* [TASK DESCRIPTION]:
Give back all the entries below. Omit none of them.

* [DATASET RECORDS]:
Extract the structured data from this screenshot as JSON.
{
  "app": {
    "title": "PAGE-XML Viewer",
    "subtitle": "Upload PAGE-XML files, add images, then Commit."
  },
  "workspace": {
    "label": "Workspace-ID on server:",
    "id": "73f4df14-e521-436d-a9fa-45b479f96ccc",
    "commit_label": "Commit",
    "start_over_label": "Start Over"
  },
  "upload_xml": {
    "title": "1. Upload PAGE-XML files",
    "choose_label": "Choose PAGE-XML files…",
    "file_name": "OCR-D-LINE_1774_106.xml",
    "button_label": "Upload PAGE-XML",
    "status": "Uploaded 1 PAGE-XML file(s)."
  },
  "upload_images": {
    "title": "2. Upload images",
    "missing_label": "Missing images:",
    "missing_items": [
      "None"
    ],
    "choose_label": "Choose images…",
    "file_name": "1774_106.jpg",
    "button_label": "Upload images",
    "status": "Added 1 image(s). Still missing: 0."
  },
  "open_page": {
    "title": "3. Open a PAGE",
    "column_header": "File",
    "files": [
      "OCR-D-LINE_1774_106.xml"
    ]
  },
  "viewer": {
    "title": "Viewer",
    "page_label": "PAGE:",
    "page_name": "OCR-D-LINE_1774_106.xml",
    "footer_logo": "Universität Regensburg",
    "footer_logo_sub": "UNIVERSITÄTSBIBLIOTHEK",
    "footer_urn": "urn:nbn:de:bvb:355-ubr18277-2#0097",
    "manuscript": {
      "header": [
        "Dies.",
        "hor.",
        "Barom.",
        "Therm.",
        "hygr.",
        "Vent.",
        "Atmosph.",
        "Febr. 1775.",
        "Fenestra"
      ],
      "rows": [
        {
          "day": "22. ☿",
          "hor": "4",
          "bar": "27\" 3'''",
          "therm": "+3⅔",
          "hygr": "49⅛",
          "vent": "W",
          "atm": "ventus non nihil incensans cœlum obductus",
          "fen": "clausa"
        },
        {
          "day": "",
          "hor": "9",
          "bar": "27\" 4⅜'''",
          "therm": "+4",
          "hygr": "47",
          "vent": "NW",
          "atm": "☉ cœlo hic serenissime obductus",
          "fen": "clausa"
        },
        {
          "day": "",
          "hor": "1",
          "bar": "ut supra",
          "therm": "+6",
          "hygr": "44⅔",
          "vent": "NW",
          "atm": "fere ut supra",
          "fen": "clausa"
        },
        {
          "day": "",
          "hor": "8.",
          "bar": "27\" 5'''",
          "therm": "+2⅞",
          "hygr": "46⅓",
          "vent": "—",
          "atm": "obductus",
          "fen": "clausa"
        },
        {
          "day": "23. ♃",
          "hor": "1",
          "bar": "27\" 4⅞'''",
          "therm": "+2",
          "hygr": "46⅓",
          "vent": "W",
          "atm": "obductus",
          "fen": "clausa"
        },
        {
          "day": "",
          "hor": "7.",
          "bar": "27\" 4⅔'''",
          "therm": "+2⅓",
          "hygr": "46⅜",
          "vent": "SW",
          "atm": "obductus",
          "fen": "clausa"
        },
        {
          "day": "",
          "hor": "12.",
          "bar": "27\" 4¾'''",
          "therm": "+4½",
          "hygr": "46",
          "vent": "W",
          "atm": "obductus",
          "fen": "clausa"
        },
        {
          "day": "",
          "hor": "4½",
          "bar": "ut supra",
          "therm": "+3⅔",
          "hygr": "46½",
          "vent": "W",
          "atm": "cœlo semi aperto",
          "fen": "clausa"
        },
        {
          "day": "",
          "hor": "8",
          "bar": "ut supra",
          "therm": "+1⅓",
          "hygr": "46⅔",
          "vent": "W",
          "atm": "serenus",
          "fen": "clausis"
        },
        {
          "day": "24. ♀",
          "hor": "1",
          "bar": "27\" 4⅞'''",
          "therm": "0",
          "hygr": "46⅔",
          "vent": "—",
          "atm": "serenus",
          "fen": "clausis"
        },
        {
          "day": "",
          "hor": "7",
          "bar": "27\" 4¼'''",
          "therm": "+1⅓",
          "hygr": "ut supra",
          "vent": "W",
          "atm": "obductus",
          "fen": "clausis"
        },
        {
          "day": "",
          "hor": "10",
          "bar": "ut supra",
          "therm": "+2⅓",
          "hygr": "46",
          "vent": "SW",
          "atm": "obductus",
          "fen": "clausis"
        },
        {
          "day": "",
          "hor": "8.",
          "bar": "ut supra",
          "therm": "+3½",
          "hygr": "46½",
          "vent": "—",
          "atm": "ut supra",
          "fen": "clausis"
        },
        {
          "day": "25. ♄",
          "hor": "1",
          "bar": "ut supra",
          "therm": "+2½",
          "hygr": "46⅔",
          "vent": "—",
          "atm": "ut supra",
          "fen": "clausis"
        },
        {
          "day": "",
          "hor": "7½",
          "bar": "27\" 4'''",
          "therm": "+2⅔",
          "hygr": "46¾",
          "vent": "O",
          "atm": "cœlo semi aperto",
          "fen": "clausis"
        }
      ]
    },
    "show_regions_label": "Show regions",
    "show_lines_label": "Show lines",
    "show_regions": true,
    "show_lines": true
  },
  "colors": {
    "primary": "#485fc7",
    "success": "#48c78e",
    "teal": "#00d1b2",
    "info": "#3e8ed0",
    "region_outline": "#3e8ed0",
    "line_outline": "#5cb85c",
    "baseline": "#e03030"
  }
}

* [OUTPUT OF THE TASK]:
Extract the structured data from this screenshot as JSON.
{
  "app": {
    "title": "PAGE-XML Viewer",
    "subtitle": "Upload PAGE-XML files, add images, then Commit."
  },
  "workspace": {
    "label": "Workspace-ID on server:",
    "id": "73f4df14-e521-436d-a9fa-45b479f96ccc",
    "commit_label": "Commit",
    "start_over_label": "Start Over"
  },
  "upload_xml": {
    "title": "1. Upload PAGE-XML files",
    "choose_label": "Choose PAGE-XML files…",
    "file_name": "OCR-D-LINE_1774_106.xml",
    "button_label": "Upload PAGE-XML",
    "status": "Uploaded 1 PAGE-XML file(s)."
  },
  "upload_images": {
    "title": "2. Upload images",
    "missing_label": "Missing images:",
    "missing_items": [
      "None"
    ],
    "choose_label": "Choose images…",
    "file_name": "1774_106.jpg",
    "button_label": "Upload images",
    "status": "Added 1 image(s). Still missing: 0."
  },
  "open_page": {
    "title": "3. Open a PAGE",
    "column_header": "File",
    "files": [
      "OCR-D-LINE_1774_106.xml"
    ]
  },
  "viewer": {
    "title": "Viewer",
    "page_label": "PAGE:",
    "page_name": "OCR-D-LINE_1774_106.xml",
    "footer_logo": "Universität Regensburg",
    "footer_logo_sub": "UNIVERSITÄTSBIBLIOTHEK",
    "footer_urn": "urn:nbn:de:bvb:355-ubr18277-2#0097",
    "manuscript": {
      "header": [
        "Dies.",
        "hor.",
        "Barom.",
        "Therm.",
        "hygr.",
        "Vent.",
        "Atmosph.",
        "Febr. 1775.",
        "Fenestra"
      ],
      "rows": [
        {
          "day": "22. ☿",
          "hor": "4",
          "bar": "27\" 3'''",
          "therm": "+3⅔",
          "hygr": "49⅛",
          "vent": "W",
          "atm": "ventus non nihil incensans cœlum obductus",
          "fen": "clausa"
        },
        {
          "day": "",
          "hor": "9",
          "bar": "27\" 4⅜'''",
          "therm": "+4",
          "hygr": "47",
          "vent": "NW",
          "atm": "☉ cœlo hic serenissime obductus",
          "fen": "clausa"
        },
        {
          "day": "",
          "hor": "1",
          "bar": "ut supra",
          "therm": "+6",
          "hygr": "44⅔",
          "vent": "NW",
          "atm": "fere ut supra",
          "fen": "clausa"
        },
        {
          "day": "",
          "hor": "8.",
          "bar": "27\" 5'''",
          "therm": "+2⅞",
          "hygr": "46⅓",
          "vent": "—",
          "atm": "obductus",
          "fen": "clausa"
        },
        {
          "day": "23. ♃",
          "hor": "1",
          "bar": "27\" 4⅞'''",
          "therm": "+2",
          "hygr": "46⅓",
          "vent": "W",
          "atm": "obductus",
          "fen": "clausa"
        },
        {
          "day": "",
          "hor": "7.",
          "bar": "27\" 4⅔'''",
          "therm": "+2⅓",
          "hygr": "46⅜",
          "vent": "SW",
          "atm": "obductus",
          "fen": "clausa"
        },
        {
          "day": "",
          "hor": "12.",
          "bar": "27\" 4¾'''",
          "therm": "+4½",
          "hygr": "46",
          "vent": "W",
          "atm": "obductus",
          "fen": "clausa"
        },
        {
          "day": "",
          "hor": "4½",
          "bar": "ut supra",
          "therm": "+3⅔",
          "hygr": "46½",
          "vent": "W",
          "atm": "cœlo semi aperto",
          "fen": "clausa"
        },
        {
          "day": "",
          "hor": "8",
          "bar": "ut supra",
          "therm": "+1⅓",
          "hygr": "46⅔",
          "vent": "W",
          "atm": "serenus",
          "fen": "clausis"
        },
        {
          "day": "24. ♀",
          "hor": "1",
          "bar": "27\" 4⅞'''",
          "therm": "0",
          "hygr": "46⅔",
          "vent": "—",
          "atm": "serenus",
          "fen": "clausis"
        },
        {
          "day": "",
          "hor": "7",
          "bar": "27\" 4¼'''",
          "therm": "+1⅓",
          "hygr": "ut supra",
          "vent": "W",
          "atm": "obductus",
          "fen": "clausis"
        },
        {
          "day": "",
          "hor": "10",
          "bar": "ut supra",
          "therm": "+2⅓",
          "hygr": "46",
          "vent": "SW",
          "atm": "obductus",
          "fen": "clausis"
        },
        {
          "day": "",
          "hor": "8.",
          "bar": "ut supra",
          "therm": "+3½",
          "hygr": "46½",
          "vent": "—",
          "atm": "ut supra",
          "fen": "clausis"
        },
        {
          "day": "25. ♄",
          "hor": "1",
          "bar": "ut supra",
          "therm": "+2½",
          "hygr": "46⅔",
          "vent": "—",
          "atm": "ut supra",
          "fen": "clausis"
        },
        {
          "day": "",
          "hor": "7½",
          "bar": "27\" 4'''",
          "therm": "+2⅔",
          "hygr": "46¾",
          "vent": "O",
          "atm": "cœlo semi aperto",
          "fen": "clausis"
        }
      ]
    },
    "show_regions_label": "Show regions",
    "show_lines_label": "Show lines",
    "show_regions": true,
    "show_lines": true
  },
  "colors": {
    "primary": "#485fc7",
    "success": "#48c78e",
    "teal": "#00d1b2",
    "info": "#3e8ed0",
    "region_outline": "#3e8ed0",
    "line_outline": "#5cb85c",
    "baseline": "#e03030"
  }
}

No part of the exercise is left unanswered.